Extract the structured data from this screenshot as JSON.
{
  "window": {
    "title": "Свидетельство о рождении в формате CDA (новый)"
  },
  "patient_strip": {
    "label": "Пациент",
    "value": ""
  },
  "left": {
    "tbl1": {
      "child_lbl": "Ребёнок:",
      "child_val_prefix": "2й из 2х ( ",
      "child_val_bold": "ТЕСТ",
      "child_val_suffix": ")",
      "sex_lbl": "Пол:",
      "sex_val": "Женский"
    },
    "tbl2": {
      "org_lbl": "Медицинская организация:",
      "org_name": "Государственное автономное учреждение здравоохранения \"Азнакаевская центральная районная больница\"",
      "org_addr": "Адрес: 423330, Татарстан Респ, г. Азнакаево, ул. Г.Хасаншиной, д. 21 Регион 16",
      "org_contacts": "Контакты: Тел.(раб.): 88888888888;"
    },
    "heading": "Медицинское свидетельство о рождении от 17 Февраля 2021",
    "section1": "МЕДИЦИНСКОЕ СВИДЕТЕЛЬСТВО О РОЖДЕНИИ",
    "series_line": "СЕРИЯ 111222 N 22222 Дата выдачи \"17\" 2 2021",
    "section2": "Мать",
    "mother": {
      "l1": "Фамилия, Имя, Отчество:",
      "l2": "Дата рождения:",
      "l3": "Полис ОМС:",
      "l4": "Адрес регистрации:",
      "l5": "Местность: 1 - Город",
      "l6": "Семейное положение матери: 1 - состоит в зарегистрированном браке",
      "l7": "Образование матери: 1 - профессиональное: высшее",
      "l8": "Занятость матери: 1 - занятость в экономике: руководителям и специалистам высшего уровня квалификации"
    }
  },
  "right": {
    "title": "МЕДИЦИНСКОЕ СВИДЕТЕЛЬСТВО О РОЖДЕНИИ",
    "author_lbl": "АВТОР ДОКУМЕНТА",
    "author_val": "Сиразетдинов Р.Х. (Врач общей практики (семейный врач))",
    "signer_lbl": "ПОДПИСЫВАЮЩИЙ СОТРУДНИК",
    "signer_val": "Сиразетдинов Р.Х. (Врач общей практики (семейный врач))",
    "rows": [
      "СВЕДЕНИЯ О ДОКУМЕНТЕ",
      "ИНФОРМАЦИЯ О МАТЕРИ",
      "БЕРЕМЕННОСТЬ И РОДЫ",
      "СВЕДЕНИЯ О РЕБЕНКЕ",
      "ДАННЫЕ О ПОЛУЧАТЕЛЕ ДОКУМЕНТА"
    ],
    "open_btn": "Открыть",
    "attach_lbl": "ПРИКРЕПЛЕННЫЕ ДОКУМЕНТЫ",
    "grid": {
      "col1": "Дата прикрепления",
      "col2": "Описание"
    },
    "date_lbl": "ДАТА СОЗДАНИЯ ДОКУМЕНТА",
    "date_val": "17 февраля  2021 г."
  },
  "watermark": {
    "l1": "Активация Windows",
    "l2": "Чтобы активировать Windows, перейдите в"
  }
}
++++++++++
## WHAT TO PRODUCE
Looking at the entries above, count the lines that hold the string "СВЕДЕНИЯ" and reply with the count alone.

## ANSWER BOX
2